Taking the dechlorinated Mn(III)TPP/Ag(111) system as the starting point, fullerenes can act as ligands in organometallic chemistry, and their size is comparable with that of the TPP molecule, so it is possible that the C60 may ligate to the undercoordinated Mn(III) centre. This would be an interesting result, as C60 has been shown to form a 1:1 mixture with octaethyl-porphyrins, but to completely replace the first layer of TPP on Ag(110) [230, 231].

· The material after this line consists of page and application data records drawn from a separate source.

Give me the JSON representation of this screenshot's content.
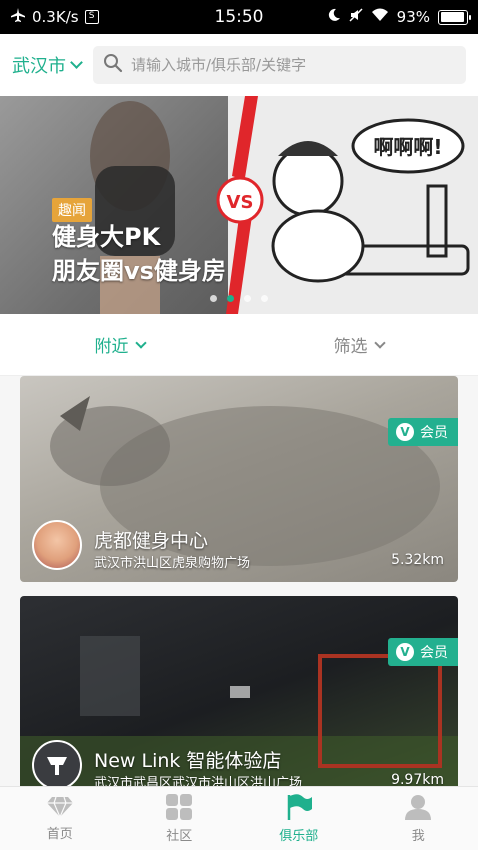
{
  "status_bar": {
    "speed": "0.3K/s",
    "time": "15:50",
    "battery": "93%",
    "icons": [
      "airplane-icon",
      "storage-box-icon",
      "moon-icon",
      "mute-icon",
      "wifi-icon",
      "battery-icon"
    ]
  },
  "header": {
    "city": "武汉市",
    "search_placeholder": "请输入城市/俱乐部/关键字"
  },
  "banner": {
    "tag": "趣闻",
    "title_line1": "健身大PK",
    "title_line2": "朋友圈vs健身房",
    "vs_label": "VS",
    "shout_text": "啊啊啊!",
    "dots_total": 4,
    "active_dot": 1
  },
  "filters": {
    "nearby": "附近",
    "filter": "筛选"
  },
  "clubs": [
    {
      "name": "虎都健身中心",
      "address": "武汉市洪山区虎泉购物广场",
      "distance": "5.32km",
      "badge": "会员"
    },
    {
      "name": "New Link 智能体验店",
      "address": "武汉市武昌区武汉市洪山区洪山广场",
      "distance": "9.97km",
      "badge": "会员"
    }
  ],
  "bottom_nav": [
    {
      "label": "首页",
      "icon": "diamond-icon"
    },
    {
      "label": "社区",
      "icon": "grid-icon"
    },
    {
      "label": "俱乐部",
      "icon": "flag-icon"
    },
    {
      "label": "我",
      "icon": "user-icon"
    }
  ],
  "colors": {
    "accent": "#1fb08d",
    "badge": "#23b08f",
    "tag": "#e6a43a",
    "inactive": "#8a8a8a"
  }
}
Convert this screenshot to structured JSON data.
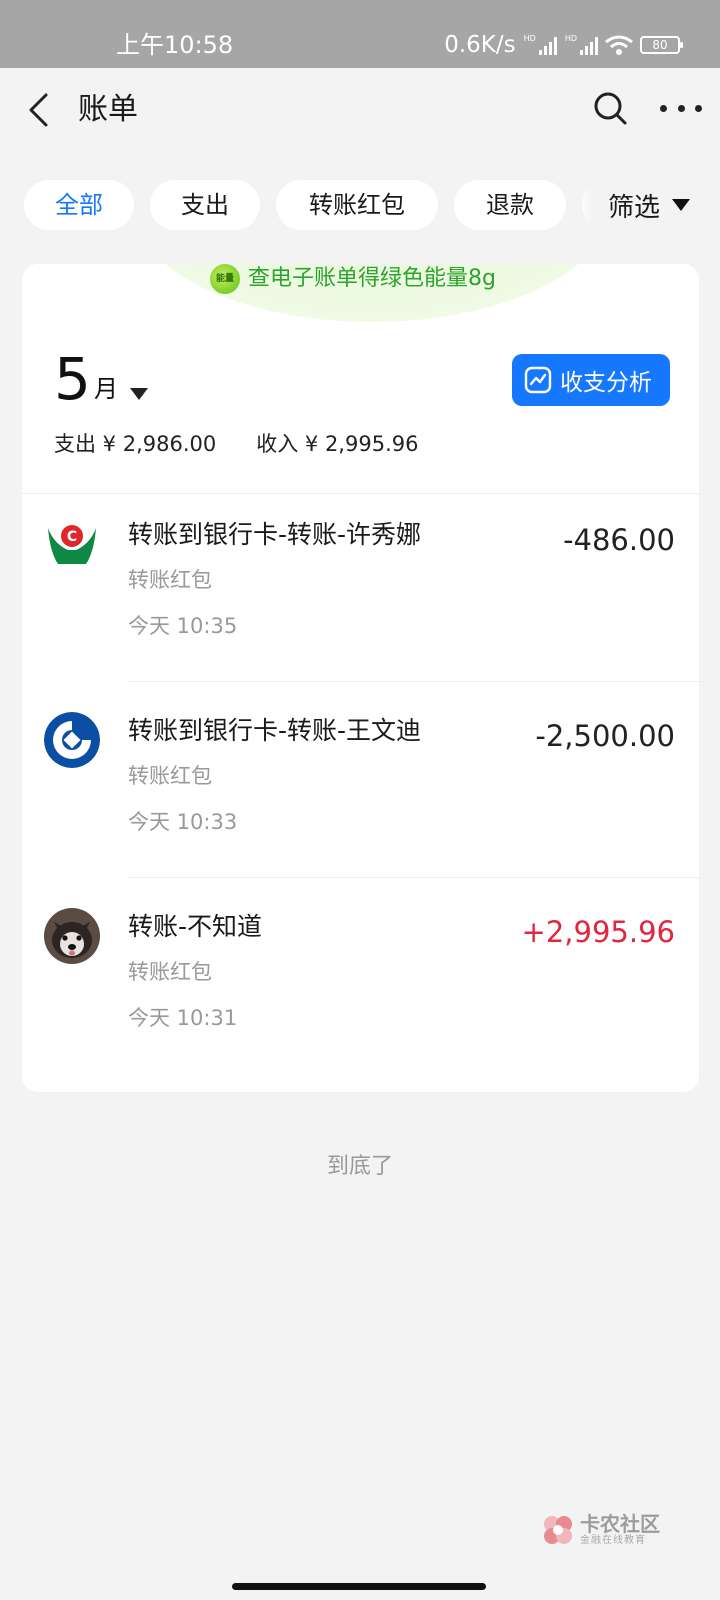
{
  "status_bar": {
    "time": "上午10:58",
    "net_speed": "0.6K/s",
    "battery": "80"
  },
  "header": {
    "title": "账单"
  },
  "filters": {
    "chips": [
      "全部",
      "支出",
      "转账红包",
      "退款"
    ],
    "filter_label": "筛选"
  },
  "promo": {
    "badge": "能量",
    "text": "查电子账单得绿色能量8g"
  },
  "month": {
    "number": "5",
    "unit": "月"
  },
  "analysis_button": "收支分析",
  "summary": {
    "expense": "支出 ¥ 2,986.00",
    "income": "收入 ¥ 2,995.96"
  },
  "transactions": [
    {
      "title": "转账到银行卡-转账-许秀娜",
      "category": "转账红包",
      "time": "今天 10:35",
      "amount": "-486.00",
      "icon": "abc-bank-logo-icon"
    },
    {
      "title": "转账到银行卡-转账-王文迪",
      "category": "转账红包",
      "time": "今天 10:33",
      "amount": "-2,500.00",
      "icon": "ccb-bank-logo-icon"
    },
    {
      "title": "转账-不知道",
      "category": "转账红包",
      "time": "今天 10:31",
      "amount": "+2,995.96",
      "icon": "dog-avatar"
    }
  ],
  "end_text": "到底了",
  "watermark": {
    "title": "卡农社区",
    "subtitle": "金融在线教育"
  },
  "colors": {
    "accent": "#1677ff",
    "income": "#e0273d",
    "promo_green": "#2fa32f"
  }
}
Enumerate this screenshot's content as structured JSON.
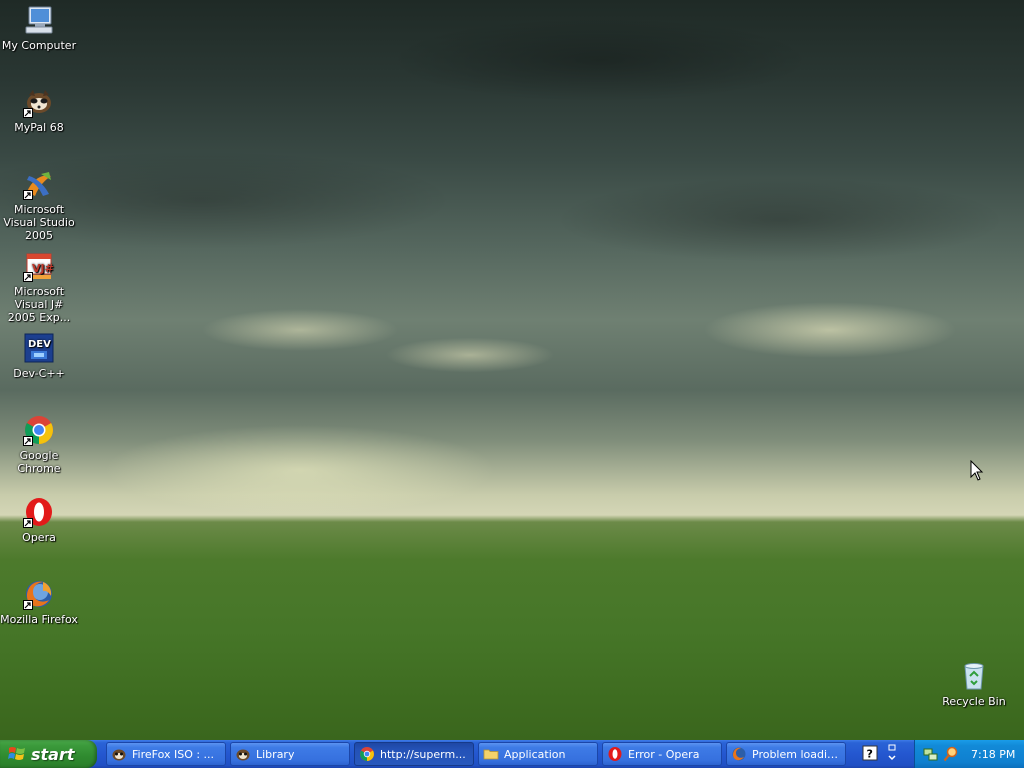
{
  "desktop": {
    "icons": [
      {
        "label": "My Computer",
        "icon": "computer-icon"
      },
      {
        "label": "MyPal 68",
        "icon": "mypal-icon"
      },
      {
        "label": "Microsoft Visual Studio 2005",
        "icon": "visual-studio-icon"
      },
      {
        "label": "Microsoft Visual J# 2005 Exp...",
        "icon": "visual-jsharp-icon"
      },
      {
        "label": "Dev-C++",
        "icon": "devcpp-icon"
      },
      {
        "label": "Google Chrome",
        "icon": "chrome-icon"
      },
      {
        "label": "Opera",
        "icon": "opera-icon"
      },
      {
        "label": "Mozilla Firefox",
        "icon": "firefox-icon"
      },
      {
        "label": "Recycle Bin",
        "icon": "recycle-bin-icon"
      }
    ]
  },
  "taskbar": {
    "start_label": "start",
    "tasks": [
      {
        "label": "FireFox ISO : ...",
        "icon": "mypal-icon",
        "active": false
      },
      {
        "label": "Library",
        "icon": "mypal-icon",
        "active": false
      },
      {
        "label": "http://superm...",
        "icon": "chrome-icon",
        "active": true
      },
      {
        "label": "Application",
        "icon": "folder-icon",
        "active": false
      },
      {
        "label": "Error - Opera",
        "icon": "opera-icon",
        "active": false
      },
      {
        "label": "Problem loadin...",
        "icon": "firefox-icon",
        "active": false
      }
    ],
    "clock": "7:18 PM"
  },
  "colors": {
    "taskbar_blue": "#2457d0",
    "start_green": "#3b9a3b",
    "tray_blue": "#128ad8"
  }
}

Control over the orientation of a C60 molecule adsorbed on top of a CeTPP dyad has been shown using STM, with large changes in the conductance depending on the C60 orientation . If the C60 was more strongly bound to the porphyrin however, as in the case of C60 ligating to MnTPP, it may not be possible to switch its orientation using the STM tip, but their relative orientation may determine charge injection through the system, and so it may be possible to distinguish between C60 orientations by their apparent height in STM even at room temperature.
On the Ag(111) surface, the number and size of substituent groups has been shown to determine the ordering of fullerene/porphyrin adlayers , and so it may be interesting to compare the small, linear NiDPP molecules’ effect on the co-adsorption with the square MnClTPP molecules.
Another interesting avenue of exploration would be to test the effect of other gases on the Mn(III)TPP/Ag(111) system. If the central Mn(III) ion could be shown to bind selectively to other oxygen-containing gases such as CO, CO2 or the oxides of nitrogen: combustion by-product NO; greenhouse gas N2O; or pollutant and toxin NO2; the molecule’s sensitivity and selectivity as a gas sensor could be examined, which could have prospects for future applications.